(Material for this task begins)

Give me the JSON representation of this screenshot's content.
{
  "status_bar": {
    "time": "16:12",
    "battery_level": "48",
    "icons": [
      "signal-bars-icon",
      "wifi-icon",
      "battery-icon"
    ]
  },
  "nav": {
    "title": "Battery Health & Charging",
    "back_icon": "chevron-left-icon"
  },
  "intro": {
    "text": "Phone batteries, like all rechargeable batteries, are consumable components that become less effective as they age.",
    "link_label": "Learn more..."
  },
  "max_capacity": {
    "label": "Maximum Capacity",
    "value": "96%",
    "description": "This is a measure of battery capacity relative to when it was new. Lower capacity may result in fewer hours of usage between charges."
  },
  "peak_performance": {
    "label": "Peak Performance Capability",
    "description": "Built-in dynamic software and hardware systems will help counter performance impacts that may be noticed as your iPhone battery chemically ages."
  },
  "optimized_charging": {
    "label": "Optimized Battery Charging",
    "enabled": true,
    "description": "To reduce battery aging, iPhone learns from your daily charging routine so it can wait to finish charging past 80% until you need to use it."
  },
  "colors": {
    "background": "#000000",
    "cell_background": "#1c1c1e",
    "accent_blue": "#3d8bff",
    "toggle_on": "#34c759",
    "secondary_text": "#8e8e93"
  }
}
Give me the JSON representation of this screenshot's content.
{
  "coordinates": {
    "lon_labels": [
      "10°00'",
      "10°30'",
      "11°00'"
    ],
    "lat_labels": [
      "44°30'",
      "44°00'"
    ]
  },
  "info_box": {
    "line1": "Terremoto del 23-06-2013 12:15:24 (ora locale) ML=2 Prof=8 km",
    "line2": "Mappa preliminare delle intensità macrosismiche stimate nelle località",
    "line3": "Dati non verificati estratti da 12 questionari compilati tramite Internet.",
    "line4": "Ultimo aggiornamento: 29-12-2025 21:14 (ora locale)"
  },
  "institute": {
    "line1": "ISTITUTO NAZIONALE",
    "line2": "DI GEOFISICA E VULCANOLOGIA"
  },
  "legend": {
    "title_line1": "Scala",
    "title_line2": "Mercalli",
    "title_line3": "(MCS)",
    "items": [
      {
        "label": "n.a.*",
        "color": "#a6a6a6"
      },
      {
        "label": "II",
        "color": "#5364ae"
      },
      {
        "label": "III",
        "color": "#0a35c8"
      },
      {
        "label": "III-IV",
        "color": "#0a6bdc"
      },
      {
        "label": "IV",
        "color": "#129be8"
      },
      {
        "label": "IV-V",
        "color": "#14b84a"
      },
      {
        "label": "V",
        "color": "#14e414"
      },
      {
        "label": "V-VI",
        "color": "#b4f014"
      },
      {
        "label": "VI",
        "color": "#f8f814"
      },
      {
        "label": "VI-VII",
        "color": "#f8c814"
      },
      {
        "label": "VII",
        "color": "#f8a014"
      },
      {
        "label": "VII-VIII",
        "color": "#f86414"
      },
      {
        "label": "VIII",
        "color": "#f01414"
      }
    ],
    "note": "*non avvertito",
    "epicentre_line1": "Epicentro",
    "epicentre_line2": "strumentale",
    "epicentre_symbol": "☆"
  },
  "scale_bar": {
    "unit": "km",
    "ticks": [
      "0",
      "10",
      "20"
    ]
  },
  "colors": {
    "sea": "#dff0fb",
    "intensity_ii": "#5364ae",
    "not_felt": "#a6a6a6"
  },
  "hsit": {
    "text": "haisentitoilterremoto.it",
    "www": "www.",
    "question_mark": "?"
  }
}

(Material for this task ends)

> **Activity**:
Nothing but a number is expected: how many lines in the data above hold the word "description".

> **Result of this task**:
3